The Patrimony of Hyrkoon was an ancient nation that flourished to the east of the Bone Mountains in Essos. It was ruled by the Patriarchs of Hyrkoon. They founded the fortress cities of Kayakayanaya, Shamyriana and Bayasabhad.
The Patrimony of Hyrkoon was centered around a fertile area of rivers and lakes, since desiccated to become the Great Sand Sea, a time known as the Dry Times. The fortified cities of Kayakayanaya, Samyriana and Bayasabhad were once part of this great nation, each guarding the Steel Road, the Stone Road, and the Sand Road, respectively, from brigands, outlaws, and wild men of the Bone Mountains, and the savages that dwelt beyond them.
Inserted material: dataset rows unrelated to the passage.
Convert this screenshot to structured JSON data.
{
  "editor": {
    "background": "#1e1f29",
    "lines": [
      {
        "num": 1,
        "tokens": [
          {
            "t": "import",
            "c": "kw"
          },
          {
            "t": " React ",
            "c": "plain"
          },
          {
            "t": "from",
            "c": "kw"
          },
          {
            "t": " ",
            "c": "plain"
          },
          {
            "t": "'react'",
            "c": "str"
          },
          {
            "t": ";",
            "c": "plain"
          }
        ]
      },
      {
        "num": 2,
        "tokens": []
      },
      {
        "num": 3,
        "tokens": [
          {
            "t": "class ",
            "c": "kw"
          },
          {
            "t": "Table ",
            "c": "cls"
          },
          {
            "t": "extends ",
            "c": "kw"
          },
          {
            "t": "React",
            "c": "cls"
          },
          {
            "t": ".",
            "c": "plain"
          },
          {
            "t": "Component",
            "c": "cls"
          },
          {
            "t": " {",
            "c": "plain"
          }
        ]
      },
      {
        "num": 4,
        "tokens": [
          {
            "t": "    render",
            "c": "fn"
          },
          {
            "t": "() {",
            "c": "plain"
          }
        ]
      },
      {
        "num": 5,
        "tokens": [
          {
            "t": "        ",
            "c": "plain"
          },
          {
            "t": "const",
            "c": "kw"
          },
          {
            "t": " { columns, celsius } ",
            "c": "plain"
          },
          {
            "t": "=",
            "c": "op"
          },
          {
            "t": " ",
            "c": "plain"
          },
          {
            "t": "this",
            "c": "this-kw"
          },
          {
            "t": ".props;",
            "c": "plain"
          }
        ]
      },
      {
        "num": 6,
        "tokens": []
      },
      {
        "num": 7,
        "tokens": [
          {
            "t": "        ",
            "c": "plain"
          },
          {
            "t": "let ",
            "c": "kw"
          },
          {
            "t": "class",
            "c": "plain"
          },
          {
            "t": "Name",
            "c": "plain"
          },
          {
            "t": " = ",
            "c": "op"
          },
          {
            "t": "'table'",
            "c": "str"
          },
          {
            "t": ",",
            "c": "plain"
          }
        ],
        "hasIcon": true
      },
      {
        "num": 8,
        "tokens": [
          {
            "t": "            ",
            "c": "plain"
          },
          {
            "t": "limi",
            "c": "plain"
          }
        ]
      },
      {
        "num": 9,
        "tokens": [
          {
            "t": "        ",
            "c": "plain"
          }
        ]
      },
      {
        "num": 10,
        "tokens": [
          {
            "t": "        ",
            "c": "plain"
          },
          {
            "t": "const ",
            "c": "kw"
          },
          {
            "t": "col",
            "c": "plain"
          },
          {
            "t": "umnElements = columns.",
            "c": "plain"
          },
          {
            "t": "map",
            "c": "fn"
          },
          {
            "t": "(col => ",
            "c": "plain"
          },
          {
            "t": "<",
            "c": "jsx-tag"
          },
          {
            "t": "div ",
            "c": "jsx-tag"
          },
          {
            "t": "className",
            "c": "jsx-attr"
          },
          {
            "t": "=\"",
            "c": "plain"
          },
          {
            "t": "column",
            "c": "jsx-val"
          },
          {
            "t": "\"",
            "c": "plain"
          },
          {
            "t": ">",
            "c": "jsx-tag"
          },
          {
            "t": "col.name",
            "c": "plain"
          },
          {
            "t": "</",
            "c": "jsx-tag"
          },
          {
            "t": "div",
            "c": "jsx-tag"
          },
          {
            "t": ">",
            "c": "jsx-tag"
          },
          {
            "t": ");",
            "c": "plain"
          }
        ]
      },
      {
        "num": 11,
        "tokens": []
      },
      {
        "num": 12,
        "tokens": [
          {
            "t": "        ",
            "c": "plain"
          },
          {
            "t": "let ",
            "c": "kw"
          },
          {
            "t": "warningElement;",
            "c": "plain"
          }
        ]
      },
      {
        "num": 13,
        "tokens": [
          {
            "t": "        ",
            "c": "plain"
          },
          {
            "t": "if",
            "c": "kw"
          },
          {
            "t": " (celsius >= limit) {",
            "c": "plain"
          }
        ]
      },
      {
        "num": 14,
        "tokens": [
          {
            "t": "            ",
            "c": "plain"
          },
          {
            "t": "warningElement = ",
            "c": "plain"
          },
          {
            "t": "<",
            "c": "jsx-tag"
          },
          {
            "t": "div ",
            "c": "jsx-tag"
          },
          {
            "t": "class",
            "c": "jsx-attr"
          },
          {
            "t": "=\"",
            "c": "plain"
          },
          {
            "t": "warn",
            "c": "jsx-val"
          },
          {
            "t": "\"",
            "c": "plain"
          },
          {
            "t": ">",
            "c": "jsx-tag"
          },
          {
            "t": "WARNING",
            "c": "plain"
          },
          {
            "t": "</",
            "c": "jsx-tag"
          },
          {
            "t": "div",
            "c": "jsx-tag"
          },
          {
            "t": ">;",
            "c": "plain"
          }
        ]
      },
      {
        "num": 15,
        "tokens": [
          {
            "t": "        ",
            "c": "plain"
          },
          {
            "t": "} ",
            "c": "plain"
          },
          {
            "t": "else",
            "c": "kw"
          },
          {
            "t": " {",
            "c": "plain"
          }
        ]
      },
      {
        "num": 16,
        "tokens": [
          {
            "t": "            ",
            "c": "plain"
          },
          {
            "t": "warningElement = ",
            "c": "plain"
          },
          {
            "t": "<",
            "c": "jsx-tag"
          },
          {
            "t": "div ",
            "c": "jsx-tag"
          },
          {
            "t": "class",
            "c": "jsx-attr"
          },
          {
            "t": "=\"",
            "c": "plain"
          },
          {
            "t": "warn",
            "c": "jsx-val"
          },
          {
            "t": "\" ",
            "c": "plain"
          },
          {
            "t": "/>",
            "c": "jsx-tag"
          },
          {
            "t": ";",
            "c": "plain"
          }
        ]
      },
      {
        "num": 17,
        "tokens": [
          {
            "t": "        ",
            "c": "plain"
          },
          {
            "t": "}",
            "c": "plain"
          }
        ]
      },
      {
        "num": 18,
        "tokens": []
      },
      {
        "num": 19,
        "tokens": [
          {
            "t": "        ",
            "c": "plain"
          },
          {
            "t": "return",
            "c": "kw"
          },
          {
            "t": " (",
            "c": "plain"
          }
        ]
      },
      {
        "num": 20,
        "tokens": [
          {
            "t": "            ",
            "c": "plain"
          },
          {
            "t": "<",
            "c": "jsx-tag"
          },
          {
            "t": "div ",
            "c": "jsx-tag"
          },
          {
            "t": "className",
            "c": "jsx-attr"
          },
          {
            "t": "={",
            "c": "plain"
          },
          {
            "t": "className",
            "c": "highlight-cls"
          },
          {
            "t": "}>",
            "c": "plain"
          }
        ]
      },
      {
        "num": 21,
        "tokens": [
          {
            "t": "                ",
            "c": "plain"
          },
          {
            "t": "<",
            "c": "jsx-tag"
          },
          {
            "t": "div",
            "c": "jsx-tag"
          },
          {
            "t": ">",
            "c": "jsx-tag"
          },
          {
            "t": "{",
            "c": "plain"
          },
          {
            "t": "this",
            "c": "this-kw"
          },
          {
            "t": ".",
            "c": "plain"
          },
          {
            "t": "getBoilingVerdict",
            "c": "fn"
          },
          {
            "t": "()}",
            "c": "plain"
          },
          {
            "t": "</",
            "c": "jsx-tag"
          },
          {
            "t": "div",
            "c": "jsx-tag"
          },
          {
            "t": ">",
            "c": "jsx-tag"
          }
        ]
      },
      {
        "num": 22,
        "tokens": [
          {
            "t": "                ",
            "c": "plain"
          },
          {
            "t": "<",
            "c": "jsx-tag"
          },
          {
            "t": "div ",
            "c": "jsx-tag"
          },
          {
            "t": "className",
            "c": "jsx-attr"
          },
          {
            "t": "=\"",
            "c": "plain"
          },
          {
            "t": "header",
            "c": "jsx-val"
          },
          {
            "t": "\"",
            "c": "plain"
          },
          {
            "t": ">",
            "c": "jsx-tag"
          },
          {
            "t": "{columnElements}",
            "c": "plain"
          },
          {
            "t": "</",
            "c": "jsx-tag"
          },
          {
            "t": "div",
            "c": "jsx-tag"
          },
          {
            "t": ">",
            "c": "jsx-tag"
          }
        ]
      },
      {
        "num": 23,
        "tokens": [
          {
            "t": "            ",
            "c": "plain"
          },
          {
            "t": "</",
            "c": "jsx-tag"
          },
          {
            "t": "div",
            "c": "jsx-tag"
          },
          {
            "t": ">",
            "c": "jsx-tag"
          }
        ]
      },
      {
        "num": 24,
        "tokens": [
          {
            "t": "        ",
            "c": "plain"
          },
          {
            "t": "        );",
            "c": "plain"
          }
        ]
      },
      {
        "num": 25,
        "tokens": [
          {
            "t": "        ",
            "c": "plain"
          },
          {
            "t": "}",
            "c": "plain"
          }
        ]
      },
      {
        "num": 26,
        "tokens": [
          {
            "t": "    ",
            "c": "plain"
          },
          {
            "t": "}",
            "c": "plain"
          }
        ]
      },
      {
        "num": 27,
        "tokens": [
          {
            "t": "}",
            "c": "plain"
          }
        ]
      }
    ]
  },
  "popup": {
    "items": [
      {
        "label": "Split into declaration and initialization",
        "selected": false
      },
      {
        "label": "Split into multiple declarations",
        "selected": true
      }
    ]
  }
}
Before the Dry Times, the Patrimony fought a savage border war with the Jogos Nhai, who poisoned rivers and wells, burned towns and cities, and carried off thousands into slavery on the plains. The Hyrkoon, for their part, sacrificed tens of thousands of Jogos Nhai to their gods. This enmity survives into the present, with Jogos Nhai jhattars leading attacks on Kayakayanaya.
The custom of having warrior women, who fight bare-breasted and pierce their nipples with iron rings and cheeks with rubies, shared by the above cities, possibly originates in the Patrimony. West of the Bone Mountains, the city of Yinishar, now the ruins of Vaes Jini, may have been connected with Hyrkoon, as the people of Yinishar were akin to the people of Samyriana.
Behind the Scenes
Hyrkoon appears to take its name from the Elric saga by Michael Moorcock. The main character, Elric of Melniboné, is the ruler of his city, while his cousin and heir Yyrkoon plots against him. "Eldric Shadowchaser" is an alternate name for Azor Ahai. In "The Lion and the Rose", an episode of Game of Thrones scripted by George R. R. Martin, a wedding guest suggests the name "Stormbringer"—which is the name of Elric's sword—for Joffrey Baratheon's new sword, but the king prefers the name Widow's Wail.
The name "Hyrkoon" may also draw inspiration from the name "Hyrkania" from the story "Shadows in the Moonlight" by Robert E. Howard. In an essay in his Dreamsongs anthology Martin cites reading Howard's story as a formative experience in his (Martin's) development as a reader of fantasy. Martin quotes a passage referring to Hyrkania, "whose riders wore steel and silk and gold."
- ↑ 1.0 1.1 The World of Ice and Fire, The Bones and Beyond.
- ↑ The World of Ice and Fire, The Bones and Beyond: Yi Ti.
- ↑ The World of Ice and Fire, The Bones and Beyond: The Plains of the Jogos Nhai.
- ↑ George R. R. Martin's A World of Ice and Fire, Vaes Jini (Yinishar).
- ↑ Martin, George R. R. (2007-10-30). Dreamsongs: Volume I (p. 348). Random House Publishing Group.